Work to be completed:
Please repeat each entry. Match every word exactly.

Dataset rows describing interfaces:
-- -- --

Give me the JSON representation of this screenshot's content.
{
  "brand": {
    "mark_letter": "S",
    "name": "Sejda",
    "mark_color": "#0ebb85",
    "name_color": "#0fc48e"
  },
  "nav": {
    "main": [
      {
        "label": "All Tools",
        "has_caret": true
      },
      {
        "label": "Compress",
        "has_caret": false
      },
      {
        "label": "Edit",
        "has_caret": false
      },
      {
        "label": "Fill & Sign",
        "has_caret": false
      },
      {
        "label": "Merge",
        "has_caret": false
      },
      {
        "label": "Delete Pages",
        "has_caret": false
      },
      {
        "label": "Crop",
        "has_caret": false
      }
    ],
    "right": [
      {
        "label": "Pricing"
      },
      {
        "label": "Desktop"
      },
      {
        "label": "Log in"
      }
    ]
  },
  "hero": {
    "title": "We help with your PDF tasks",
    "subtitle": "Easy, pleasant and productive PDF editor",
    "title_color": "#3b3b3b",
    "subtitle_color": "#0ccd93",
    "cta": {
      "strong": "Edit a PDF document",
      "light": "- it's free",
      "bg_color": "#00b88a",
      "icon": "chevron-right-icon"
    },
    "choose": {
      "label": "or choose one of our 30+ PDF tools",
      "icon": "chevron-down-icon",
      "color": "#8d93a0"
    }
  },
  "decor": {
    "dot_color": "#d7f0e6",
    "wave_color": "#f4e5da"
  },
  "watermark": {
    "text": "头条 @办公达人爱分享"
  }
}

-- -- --

Output:
Give me the JSON representation of this screenshot's content.
{
  "brand": {
    "mark_letter": "S",
    "name": "Sejda",
    "mark_color": "#0ebb85",
    "name_color": "#0fc48e"
  },
  "nav": {
    "main": [
      {
        "label": "All Tools",
        "has_caret": true
      },
      {
        "label": "Compress",
        "has_caret": false
      },
      {
        "label": "Edit",
        "has_caret": false
      },
      {
        "label": "Fill & Sign",
        "has_caret": false
      },
      {
        "label": "Merge",
        "has_caret": false
      },
      {
        "label": "Delete Pages",
        "has_caret": false
      },
      {
        "label": "Crop",
        "has_caret": false
      }
    ],
    "right": [
      {
        "label": "Pricing"
      },
      {
        "label": "Desktop"
      },
      {
        "label": "Log in"
      }
    ]
  },
  "hero": {
    "title": "We help with your PDF tasks",
    "subtitle": "Easy, pleasant and productive PDF editor",
    "title_color": "#3b3b3b",
    "subtitle_color": "#0ccd93",
    "cta": {
      "strong": "Edit a PDF document",
      "light": "- it's free",
      "bg_color": "#00b88a",
      "icon": "chevron-right-icon"
    },
    "choose": {
      "label": "or choose one of our 30+ PDF tools",
      "icon": "chevron-down-icon",
      "color": "#8d93a0"
    }
  },
  "decor": {
    "dot_color": "#d7f0e6",
    "wave_color": "#f4e5da"
  },
  "watermark": {
    "text": "头条 @办公达人爱分享"
  }
}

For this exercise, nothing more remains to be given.